Alpha Foundation for the Improvement of Mine Safety and Health, Inc. Heading link

Project I – Clarifying Distribution, Trends, and Determinants of Adverse Health in United States Miners: Exploration and Integration of Existing Data Systems and Clinical Material

Multiple federal and state agencies collect data on the health of coal miners, however, a comprehensive assessment of the totality of these datasets has not been performed. The objectives of this research project were to evaluate, analyze, and integrate data from federal and state agencies to study determinants of miners’ risk for respiratory and cardiovascular diseases.

We evaluated the following datasets:

  • US Department of Labor, Office of Workers’ Compensation, Division of Coal Mine Workers’ Compensation, Federal Black Lung Program (FBLP)
  • National Institute of Occupational Safety and Health (NIOSH) Coal Workers’ Health Surveillance Program (CWHSP)
  • Mine Safety and Health Administration (MSHA)
  • national population-based surveys
  • and state workers’ compensation data

Main findings:

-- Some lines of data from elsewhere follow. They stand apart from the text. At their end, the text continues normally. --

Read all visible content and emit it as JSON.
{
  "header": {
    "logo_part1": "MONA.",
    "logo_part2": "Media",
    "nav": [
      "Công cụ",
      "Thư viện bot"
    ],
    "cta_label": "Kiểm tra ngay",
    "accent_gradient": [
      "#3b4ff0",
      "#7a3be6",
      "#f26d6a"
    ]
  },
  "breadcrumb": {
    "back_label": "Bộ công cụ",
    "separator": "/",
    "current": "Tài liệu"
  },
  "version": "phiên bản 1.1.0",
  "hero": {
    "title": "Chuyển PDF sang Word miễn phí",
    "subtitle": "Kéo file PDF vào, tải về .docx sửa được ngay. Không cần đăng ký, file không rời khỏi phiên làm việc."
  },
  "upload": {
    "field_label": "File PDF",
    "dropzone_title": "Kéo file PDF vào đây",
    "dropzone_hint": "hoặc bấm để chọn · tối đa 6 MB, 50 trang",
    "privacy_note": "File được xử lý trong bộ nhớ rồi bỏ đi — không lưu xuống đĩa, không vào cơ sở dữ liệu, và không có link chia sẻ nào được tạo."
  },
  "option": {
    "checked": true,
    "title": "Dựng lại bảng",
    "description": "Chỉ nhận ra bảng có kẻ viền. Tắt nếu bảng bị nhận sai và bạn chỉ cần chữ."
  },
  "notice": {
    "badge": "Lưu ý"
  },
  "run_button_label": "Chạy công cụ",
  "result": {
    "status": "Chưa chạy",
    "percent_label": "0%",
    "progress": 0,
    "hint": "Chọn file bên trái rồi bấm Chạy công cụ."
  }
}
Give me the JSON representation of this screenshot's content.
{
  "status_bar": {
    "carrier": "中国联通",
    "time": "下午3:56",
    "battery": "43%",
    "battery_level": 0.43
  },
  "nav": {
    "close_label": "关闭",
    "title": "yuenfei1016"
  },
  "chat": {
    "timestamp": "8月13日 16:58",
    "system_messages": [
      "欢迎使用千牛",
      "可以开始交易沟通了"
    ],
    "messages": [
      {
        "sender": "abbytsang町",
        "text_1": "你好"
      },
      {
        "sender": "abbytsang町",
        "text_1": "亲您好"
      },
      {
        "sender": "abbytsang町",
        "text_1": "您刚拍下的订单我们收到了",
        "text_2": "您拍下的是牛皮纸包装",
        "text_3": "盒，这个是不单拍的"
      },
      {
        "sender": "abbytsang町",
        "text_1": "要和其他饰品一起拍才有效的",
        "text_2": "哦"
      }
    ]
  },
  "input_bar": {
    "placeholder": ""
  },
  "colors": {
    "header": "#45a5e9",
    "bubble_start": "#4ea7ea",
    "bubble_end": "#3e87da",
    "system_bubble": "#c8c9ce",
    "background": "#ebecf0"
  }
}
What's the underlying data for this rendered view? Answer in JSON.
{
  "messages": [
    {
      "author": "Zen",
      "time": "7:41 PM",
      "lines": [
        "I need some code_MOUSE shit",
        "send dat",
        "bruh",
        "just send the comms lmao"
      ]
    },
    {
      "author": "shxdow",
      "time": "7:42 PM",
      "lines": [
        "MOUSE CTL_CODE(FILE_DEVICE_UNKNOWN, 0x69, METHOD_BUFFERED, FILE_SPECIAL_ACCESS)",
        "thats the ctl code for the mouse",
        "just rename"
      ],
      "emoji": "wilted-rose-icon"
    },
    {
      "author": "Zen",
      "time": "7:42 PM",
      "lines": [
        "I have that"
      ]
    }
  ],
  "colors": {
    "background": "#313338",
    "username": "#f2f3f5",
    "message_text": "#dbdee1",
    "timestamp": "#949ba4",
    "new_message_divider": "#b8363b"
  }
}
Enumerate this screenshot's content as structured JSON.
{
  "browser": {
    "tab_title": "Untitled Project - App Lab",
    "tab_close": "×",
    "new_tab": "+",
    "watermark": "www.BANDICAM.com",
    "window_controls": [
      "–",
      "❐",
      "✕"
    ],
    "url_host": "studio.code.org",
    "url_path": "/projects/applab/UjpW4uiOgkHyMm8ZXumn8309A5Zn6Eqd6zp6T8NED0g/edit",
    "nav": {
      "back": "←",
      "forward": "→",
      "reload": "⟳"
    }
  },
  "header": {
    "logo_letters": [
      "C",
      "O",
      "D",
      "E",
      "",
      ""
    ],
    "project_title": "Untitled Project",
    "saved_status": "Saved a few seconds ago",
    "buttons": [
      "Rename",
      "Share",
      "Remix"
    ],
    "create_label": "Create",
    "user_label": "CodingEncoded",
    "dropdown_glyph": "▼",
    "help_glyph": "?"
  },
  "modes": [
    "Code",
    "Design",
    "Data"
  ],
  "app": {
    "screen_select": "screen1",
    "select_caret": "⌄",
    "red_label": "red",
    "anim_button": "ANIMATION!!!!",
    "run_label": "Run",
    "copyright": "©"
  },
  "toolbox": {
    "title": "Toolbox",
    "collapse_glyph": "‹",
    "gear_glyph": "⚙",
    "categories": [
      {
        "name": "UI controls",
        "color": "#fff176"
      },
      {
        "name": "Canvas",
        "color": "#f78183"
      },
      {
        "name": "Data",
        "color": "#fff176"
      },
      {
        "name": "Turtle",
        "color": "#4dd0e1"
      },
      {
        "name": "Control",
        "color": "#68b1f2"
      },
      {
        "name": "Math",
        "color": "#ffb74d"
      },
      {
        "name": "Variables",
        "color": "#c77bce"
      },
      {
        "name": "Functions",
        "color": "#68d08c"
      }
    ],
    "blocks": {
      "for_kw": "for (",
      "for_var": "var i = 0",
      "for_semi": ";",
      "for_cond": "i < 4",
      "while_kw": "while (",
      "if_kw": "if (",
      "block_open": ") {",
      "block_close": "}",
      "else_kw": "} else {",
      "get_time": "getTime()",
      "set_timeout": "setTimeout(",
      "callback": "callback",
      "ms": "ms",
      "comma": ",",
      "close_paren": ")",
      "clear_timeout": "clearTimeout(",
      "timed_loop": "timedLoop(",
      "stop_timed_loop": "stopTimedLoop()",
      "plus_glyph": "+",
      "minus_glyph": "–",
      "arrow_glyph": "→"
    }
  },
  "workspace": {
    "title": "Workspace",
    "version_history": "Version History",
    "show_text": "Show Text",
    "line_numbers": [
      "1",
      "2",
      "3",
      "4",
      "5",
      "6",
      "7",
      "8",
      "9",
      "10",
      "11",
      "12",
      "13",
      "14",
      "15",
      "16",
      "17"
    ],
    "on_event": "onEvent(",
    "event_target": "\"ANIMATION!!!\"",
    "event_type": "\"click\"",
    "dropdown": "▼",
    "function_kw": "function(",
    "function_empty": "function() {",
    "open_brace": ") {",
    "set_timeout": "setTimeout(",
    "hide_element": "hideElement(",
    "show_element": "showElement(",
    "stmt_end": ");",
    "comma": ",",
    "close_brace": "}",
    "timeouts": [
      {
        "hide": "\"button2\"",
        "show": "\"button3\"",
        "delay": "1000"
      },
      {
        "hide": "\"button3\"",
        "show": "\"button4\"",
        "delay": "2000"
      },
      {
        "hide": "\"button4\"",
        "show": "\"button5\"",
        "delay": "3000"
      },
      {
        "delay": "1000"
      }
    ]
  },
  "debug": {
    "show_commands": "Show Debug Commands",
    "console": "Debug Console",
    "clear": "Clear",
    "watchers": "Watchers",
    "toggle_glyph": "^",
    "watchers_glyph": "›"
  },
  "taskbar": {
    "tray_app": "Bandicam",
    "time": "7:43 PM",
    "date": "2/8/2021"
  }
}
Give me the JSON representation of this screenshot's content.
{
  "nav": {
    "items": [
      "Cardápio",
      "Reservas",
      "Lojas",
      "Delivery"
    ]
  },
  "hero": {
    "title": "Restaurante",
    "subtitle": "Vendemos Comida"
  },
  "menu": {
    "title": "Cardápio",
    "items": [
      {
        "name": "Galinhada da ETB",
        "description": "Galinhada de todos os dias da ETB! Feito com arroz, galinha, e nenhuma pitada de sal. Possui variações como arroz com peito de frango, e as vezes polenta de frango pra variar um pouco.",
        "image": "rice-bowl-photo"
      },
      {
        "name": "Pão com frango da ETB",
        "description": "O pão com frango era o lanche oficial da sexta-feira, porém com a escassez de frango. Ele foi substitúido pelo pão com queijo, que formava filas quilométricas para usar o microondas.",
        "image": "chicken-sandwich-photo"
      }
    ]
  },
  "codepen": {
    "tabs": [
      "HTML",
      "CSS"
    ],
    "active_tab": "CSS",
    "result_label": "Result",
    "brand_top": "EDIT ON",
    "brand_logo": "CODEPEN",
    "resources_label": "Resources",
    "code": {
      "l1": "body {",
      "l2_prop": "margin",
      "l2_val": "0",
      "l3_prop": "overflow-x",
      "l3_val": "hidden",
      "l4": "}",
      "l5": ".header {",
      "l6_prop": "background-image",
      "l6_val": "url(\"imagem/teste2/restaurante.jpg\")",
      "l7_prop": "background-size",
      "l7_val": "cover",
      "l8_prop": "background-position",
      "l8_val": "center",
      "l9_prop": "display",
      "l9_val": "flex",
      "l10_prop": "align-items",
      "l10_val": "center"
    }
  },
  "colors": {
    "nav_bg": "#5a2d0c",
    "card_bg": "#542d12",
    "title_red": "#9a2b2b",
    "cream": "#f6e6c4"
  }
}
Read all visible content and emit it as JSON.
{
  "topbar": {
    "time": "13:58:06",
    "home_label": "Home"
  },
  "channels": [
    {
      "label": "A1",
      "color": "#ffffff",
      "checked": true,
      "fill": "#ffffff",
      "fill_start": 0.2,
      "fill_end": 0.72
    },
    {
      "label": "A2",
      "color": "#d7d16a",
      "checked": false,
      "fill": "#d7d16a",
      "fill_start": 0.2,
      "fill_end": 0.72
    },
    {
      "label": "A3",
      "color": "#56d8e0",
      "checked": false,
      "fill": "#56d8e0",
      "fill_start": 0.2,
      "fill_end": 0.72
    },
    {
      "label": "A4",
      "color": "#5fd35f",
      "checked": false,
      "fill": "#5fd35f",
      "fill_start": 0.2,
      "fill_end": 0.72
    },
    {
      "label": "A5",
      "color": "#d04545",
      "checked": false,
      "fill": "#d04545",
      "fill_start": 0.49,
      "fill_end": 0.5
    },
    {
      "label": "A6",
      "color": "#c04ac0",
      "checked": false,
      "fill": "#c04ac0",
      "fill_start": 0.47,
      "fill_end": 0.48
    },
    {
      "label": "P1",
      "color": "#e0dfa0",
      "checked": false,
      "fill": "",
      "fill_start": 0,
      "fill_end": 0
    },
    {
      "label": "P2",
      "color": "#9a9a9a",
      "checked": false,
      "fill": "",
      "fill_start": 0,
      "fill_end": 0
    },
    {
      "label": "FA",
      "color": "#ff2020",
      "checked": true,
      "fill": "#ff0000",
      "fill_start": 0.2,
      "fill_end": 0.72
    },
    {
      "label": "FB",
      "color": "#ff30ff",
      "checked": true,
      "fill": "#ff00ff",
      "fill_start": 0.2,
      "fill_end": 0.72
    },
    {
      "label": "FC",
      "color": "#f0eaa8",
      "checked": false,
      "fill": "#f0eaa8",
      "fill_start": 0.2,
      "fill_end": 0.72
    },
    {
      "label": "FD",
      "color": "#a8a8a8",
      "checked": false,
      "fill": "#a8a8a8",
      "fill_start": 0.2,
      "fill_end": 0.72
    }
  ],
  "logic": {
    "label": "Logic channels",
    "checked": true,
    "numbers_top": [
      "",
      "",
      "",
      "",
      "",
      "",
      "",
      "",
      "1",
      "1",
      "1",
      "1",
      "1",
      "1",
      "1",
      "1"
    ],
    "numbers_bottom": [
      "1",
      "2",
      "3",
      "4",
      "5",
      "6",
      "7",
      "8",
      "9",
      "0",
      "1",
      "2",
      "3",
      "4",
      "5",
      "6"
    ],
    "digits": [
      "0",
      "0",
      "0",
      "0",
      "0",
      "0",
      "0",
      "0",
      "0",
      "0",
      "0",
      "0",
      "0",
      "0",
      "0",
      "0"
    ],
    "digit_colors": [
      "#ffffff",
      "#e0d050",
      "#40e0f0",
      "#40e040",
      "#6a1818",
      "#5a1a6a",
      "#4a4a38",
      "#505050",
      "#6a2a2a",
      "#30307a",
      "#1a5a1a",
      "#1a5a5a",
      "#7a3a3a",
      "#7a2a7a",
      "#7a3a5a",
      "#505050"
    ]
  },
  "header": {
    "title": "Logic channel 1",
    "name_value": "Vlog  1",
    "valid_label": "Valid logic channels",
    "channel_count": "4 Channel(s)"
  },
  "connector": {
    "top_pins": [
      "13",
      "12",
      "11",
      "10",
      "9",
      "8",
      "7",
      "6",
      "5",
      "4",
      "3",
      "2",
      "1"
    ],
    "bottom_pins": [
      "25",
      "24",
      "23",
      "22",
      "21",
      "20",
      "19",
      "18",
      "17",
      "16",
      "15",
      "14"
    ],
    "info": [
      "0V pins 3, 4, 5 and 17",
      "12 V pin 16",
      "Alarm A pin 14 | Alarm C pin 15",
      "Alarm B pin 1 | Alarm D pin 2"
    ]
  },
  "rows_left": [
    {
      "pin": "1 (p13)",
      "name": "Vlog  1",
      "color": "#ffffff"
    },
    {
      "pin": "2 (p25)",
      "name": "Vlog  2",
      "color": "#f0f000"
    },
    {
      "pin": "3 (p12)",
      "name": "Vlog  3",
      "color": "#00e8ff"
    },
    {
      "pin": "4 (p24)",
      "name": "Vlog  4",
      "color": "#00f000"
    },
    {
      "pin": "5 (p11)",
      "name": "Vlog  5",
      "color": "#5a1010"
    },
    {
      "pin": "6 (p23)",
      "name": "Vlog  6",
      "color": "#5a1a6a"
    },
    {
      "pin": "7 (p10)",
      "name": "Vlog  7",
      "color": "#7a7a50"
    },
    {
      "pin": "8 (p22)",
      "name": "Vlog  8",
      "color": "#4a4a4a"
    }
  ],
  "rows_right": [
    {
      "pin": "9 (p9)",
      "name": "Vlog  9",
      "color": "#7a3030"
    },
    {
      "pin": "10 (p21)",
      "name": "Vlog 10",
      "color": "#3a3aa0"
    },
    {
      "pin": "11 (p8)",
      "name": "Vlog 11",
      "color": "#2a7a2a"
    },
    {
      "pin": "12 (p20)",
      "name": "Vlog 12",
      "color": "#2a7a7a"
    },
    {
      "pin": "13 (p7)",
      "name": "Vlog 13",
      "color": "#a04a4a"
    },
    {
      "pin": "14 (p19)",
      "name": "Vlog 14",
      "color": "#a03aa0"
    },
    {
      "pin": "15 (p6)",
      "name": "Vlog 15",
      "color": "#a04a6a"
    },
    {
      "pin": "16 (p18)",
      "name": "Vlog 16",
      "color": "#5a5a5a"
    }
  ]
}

  • We found that average lung function measurements in miners filing for FBLP benefits have improved since the passage of dust control regulations, but during the same period, the prevalence of severe pneumoconiosis including progressive massive fibrosis (PMF) appears to have worsened. The highest prevalence of advanced coal workers’ pneumoconiosis (CWP) and PMF was seen among younger former miners and those who had worked only after implementation of dust regulations in 1970.
  • Analysis of national surveillance data from the CWHSP showed a relationship between the category of simple pneumoconiosis on chest radiographs and declines in lung function, indicating that simple pneumoconiosis is not a benign condition.
  • Investigation of state-based data from Illinois showed a higher rate of workers’ compensation claims for cardiopulmonary disease in miners compared to non-miners. The number of cardiopulmonary claims were fewer in large mine operations, and those in which there was a safety committee present.
  • Data from national and state-based surveys showed high rates of smoking and other forms of tobacco use in extraction workers compared to other workers, an important consideration in these workers exposed to occupational respirable dust.